> _Work order_:
The result should be all the records, exact and complete, without a single picture.

> _Data section_:
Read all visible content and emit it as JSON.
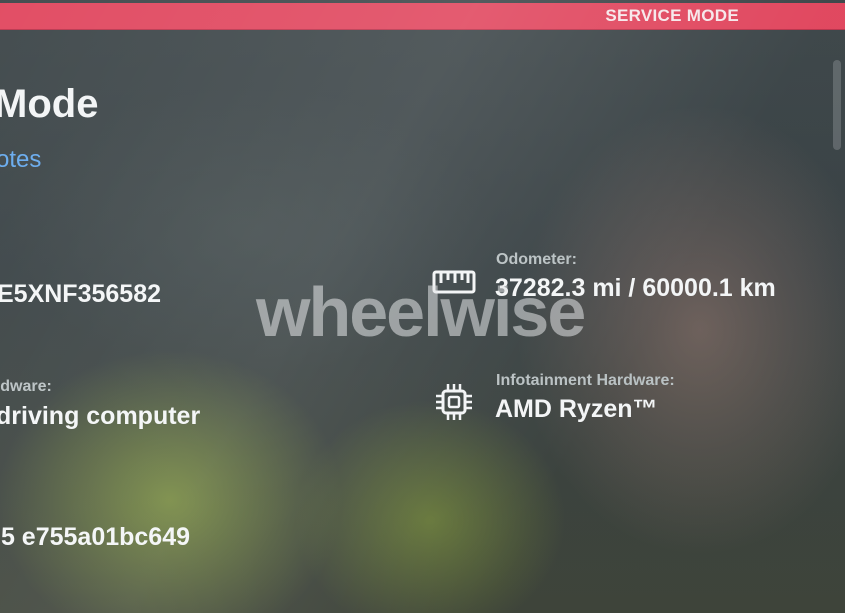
{
  "header": {
    "mode_label": "SERVICE MODE"
  },
  "page": {
    "title": "Mode",
    "notes_link": "otes"
  },
  "vehicle": {
    "vin_value": "E5XNF356582",
    "hardware_label": "rdware:",
    "hardware_value": "driving computer",
    "firmware_value": ".5 e755a01bc649",
    "odometer_label": "Odometer:",
    "odometer_value": "37282.3 mi / 60000.1 km",
    "infotainment_label": "Infotainment Hardware:",
    "infotainment_value": "AMD Ryzen™"
  },
  "watermark": {
    "text": "wheelwise"
  },
  "icons": {
    "odometer": "ruler-icon",
    "infotainment": "chip-icon"
  },
  "colors": {
    "accent": "#e0455d",
    "link": "#63a8ee"
  }
}
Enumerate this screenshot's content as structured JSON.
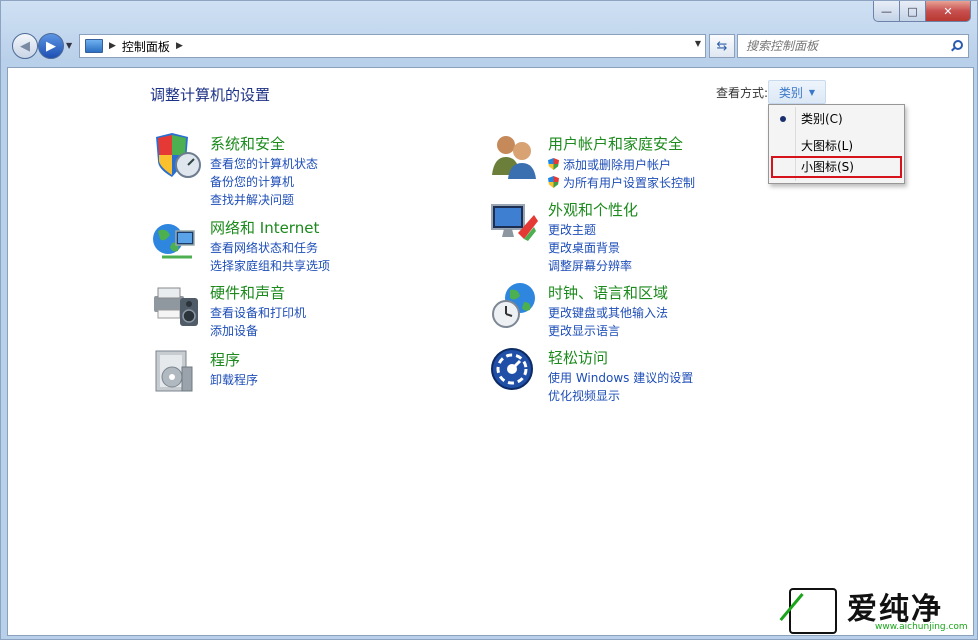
{
  "window": {
    "min_label": "—",
    "max_label": "□",
    "close_label": "✕"
  },
  "address": {
    "crumb": "控制面板",
    "sep": "▶",
    "drop": "▼"
  },
  "search": {
    "placeholder": "搜索控制面板"
  },
  "page": {
    "title": "调整计算机的设置",
    "view_by_label": "查看方式:",
    "view_by_value": "类别"
  },
  "categories": [
    {
      "title": "系统和安全",
      "icon": "system-security-icon",
      "links": [
        "查看您的计算机状态",
        "备份您的计算机",
        "查找并解决问题"
      ]
    },
    {
      "title": "网络和 Internet",
      "icon": "network-internet-icon",
      "links": [
        "查看网络状态和任务",
        "选择家庭组和共享选项"
      ]
    },
    {
      "title": "硬件和声音",
      "icon": "hardware-sound-icon",
      "links": [
        "查看设备和打印机",
        "添加设备"
      ]
    },
    {
      "title": "程序",
      "icon": "programs-icon",
      "links": [
        "卸载程序"
      ]
    },
    {
      "title": "用户帐户和家庭安全",
      "icon": "user-accounts-icon",
      "links": [
        "添加或删除用户帐户",
        "为所有用户设置家长控制"
      ]
    },
    {
      "title": "外观和个性化",
      "icon": "appearance-icon",
      "links": [
        "更改主题",
        "更改桌面背景",
        "调整屏幕分辨率"
      ]
    },
    {
      "title": "时钟、语言和区域",
      "icon": "clock-language-icon",
      "links": [
        "更改键盘或其他输入法",
        "更改显示语言"
      ]
    },
    {
      "title": "轻松访问",
      "icon": "ease-of-access-icon",
      "links": [
        "使用 Windows 建议的设置",
        "优化视频显示"
      ]
    }
  ],
  "menu": {
    "items": [
      "类别(C)",
      "大图标(L)",
      "小图标(S)"
    ],
    "selected_index": 0,
    "highlighted_index": 2
  },
  "watermark": {
    "name": "爱纯净",
    "url": "www.aichunjing.com"
  }
}
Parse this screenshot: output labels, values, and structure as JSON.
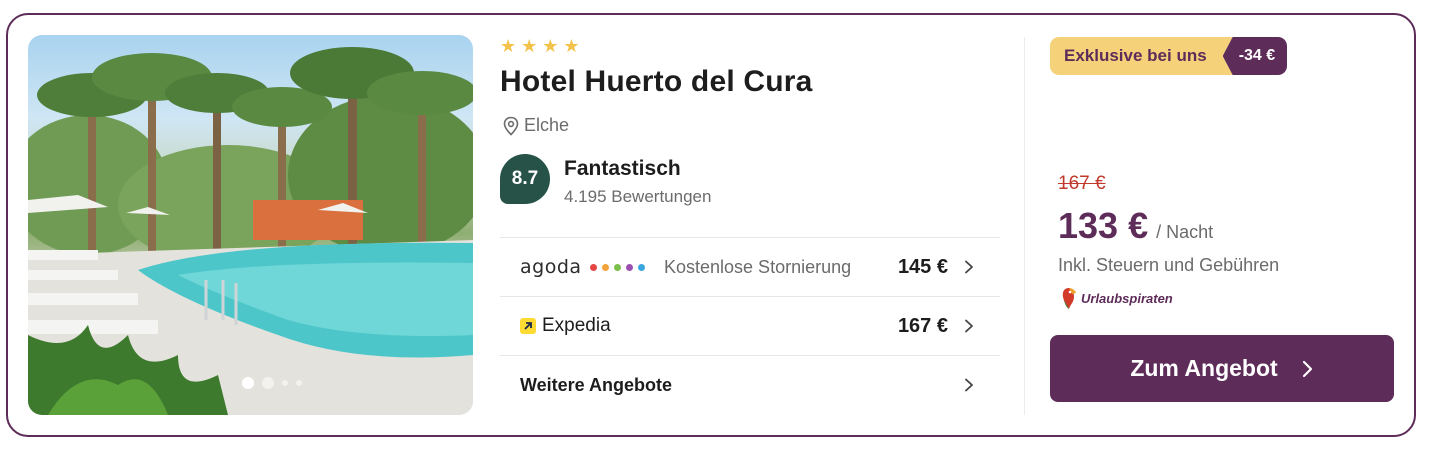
{
  "hotel": {
    "stars": 4,
    "name": "Hotel Huerto del Cura",
    "location": "Elche",
    "score": "8.7",
    "rating_word": "Fantastisch",
    "review_count": "4.195 Bewertungen"
  },
  "gallery": {
    "dot_count": 4,
    "active_index": 0
  },
  "offers": [
    {
      "partner": "agoda",
      "note": "Kostenlose Stornierung",
      "price": "145 €"
    },
    {
      "partner": "Expedia",
      "note": "",
      "price": "167 €"
    },
    {
      "partner": "Weitere Angebote",
      "note": "",
      "price": ""
    }
  ],
  "agoda_dot_colors": [
    "#e64545",
    "#f2a33a",
    "#7cc04b",
    "#9b4fb1",
    "#3aa6de"
  ],
  "deal": {
    "exclusive_label": "Exklusive bei uns",
    "discount": "-34 €"
  },
  "pricing": {
    "old_price": "167 €",
    "new_price": "133 €",
    "per_night": "/ Nacht",
    "tax_note": "Inkl. Steuern und Gebühren",
    "provider": "Urlaubspiraten"
  },
  "cta": {
    "label": "Zum Angebot"
  },
  "colors": {
    "brand": "#5e2c59",
    "score_badge": "#265248",
    "deal_yellow": "#f5d27a",
    "star": "#f3c24a",
    "strike_red": "#c0392b"
  }
}
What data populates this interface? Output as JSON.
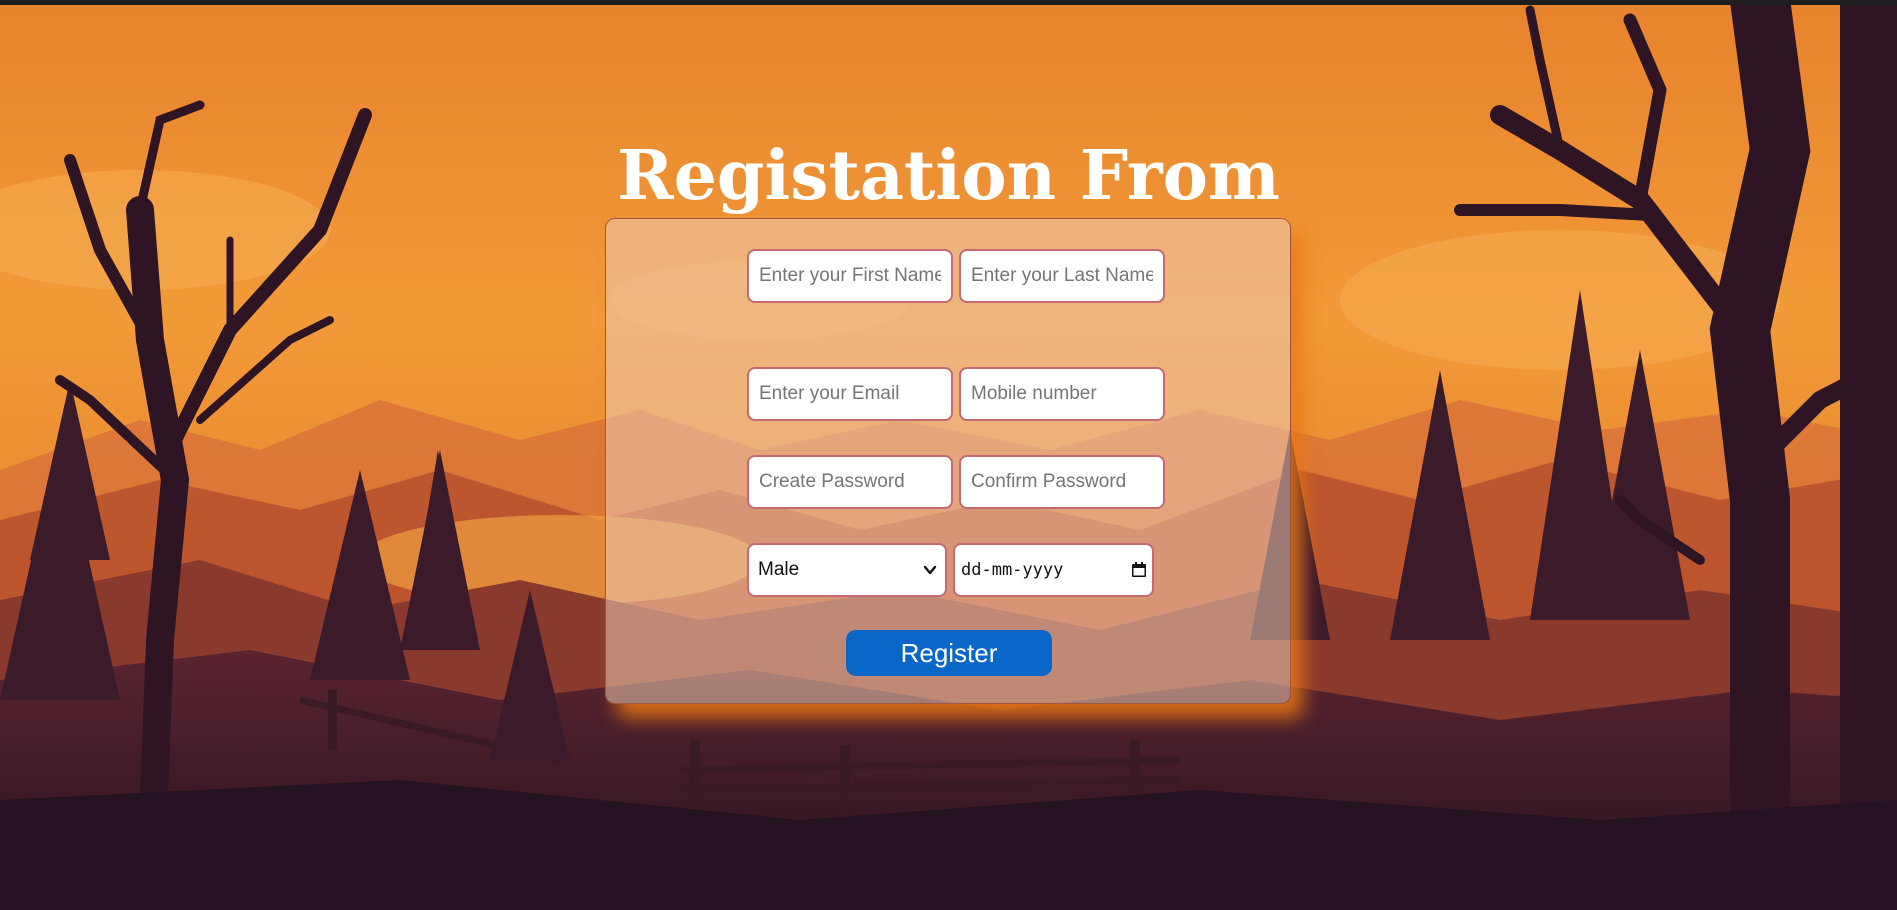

> _Solved exercise_:
Read all visible content and emit it as JSON.
{
  "header": {
    "mode_label": "SERVICE MODE"
  },
  "page": {
    "title": "Mode",
    "notes_link": "otes"
  },
  "vehicle": {
    "vin_value": "E5XNF356582",
    "hardware_label": "rdware:",
    "hardware_value": "driving computer",
    "firmware_value": ".5 e755a01bc649",
    "odometer_label": "Odometer:",
    "odometer_value": "37282.3 mi / 60000.1 km",
    "infotainment_label": "Infotainment Hardware:",
    "infotainment_value": "AMD Ryzen™"
  },
  "watermark": {
    "text": "wheelwise"
  },
  "icons": {
    "odometer": "ruler-icon",
    "infotainment": "chip-icon"
  },
  "colors": {
    "accent": "#e0455d",
    "link": "#63a8ee"
  }
}
Enumerate this screenshot's content as structured JSON.
{
  "window": {
    "min_label": "—",
    "max_label": "□",
    "close_label": "✕"
  },
  "address": {
    "crumb": "控制面板",
    "sep": "▶",
    "drop": "▼"
  },
  "search": {
    "placeholder": "搜索控制面板"
  },
  "page": {
    "title": "调整计算机的设置",
    "view_by_label": "查看方式:",
    "view_by_value": "类别"
  },
  "categories": [
    {
      "title": "系统和安全",
      "icon": "system-security-icon",
      "links": [
        "查看您的计算机状态",
        "备份您的计算机",
        "查找并解决问题"
      ]
    },
    {
      "title": "网络和 Internet",
      "icon": "network-internet-icon",
      "links": [
        "查看网络状态和任务",
        "选择家庭组和共享选项"
      ]
    },
    {
      "title": "硬件和声音",
      "icon": "hardware-sound-icon",
      "links": [
        "查看设备和打印机",
        "添加设备"
      ]
    },
    {
      "title": "程序",
      "icon": "programs-icon",
      "links": [
        "卸载程序"
      ]
    },
    {
      "title": "用户帐户和家庭安全",
      "icon": "user-accounts-icon",
      "links": [
        "添加或删除用户帐户",
        "为所有用户设置家长控制"
      ]
    },
    {
      "title": "外观和个性化",
      "icon": "appearance-icon",
      "links": [
        "更改主题",
        "更改桌面背景",
        "调整屏幕分辨率"
      ]
    },
    {
      "title": "时钟、语言和区域",
      "icon": "clock-language-icon",
      "links": [
        "更改键盘或其他输入法",
        "更改显示语言"
      ]
    },
    {
      "title": "轻松访问",
      "icon": "ease-of-access-icon",
      "links": [
        "使用 Windows 建议的设置",
        "优化视频显示"
      ]
    }
  ],
  "menu": {
    "items": [
      "类别(C)",
      "大图标(L)",
      "小图标(S)"
    ],
    "selected_index": 0,
    "highlighted_index": 2
  },
  "watermark": {
    "name": "爱纯净",
    "url": "www.aichunjing.com"
  }
}
Parse this screenshot: output labels, values, and structure as JSON.
{
  "hotel": {
    "stars": 4,
    "name": "Hotel Huerto del Cura",
    "location": "Elche",
    "score": "8.7",
    "rating_word": "Fantastisch",
    "review_count": "4.195 Bewertungen"
  },
  "gallery": {
    "dot_count": 4,
    "active_index": 0
  },
  "offers": [
    {
      "partner": "agoda",
      "note": "Kostenlose Stornierung",
      "price": "145 €"
    },
    {
      "partner": "Expedia",
      "note": "",
      "price": "167 €"
    },
    {
      "partner": "Weitere Angebote",
      "note": "",
      "price": ""
    }
  ],
  "agoda_dot_colors": [
    "#e64545",
    "#f2a33a",
    "#7cc04b",
    "#9b4fb1",
    "#3aa6de"
  ],
  "deal": {
    "exclusive_label": "Exklusive bei uns",
    "discount": "-34 €"
  },
  "pricing": {
    "old_price": "167 €",
    "new_price": "133 €",
    "per_night": "/ Nacht",
    "tax_note": "Inkl. Steuern und Gebühren",
    "provider": "Urlaubspiraten"
  },
  "cta": {
    "label": "Zum Angebot"
  },
  "colors": {
    "brand": "#5e2c59",
    "score_badge": "#265248",
    "deal_yellow": "#f5d27a",
    "star": "#f3c24a",
    "strike_red": "#c0392b"
  }
}
What data populates this interface? Output as JSON.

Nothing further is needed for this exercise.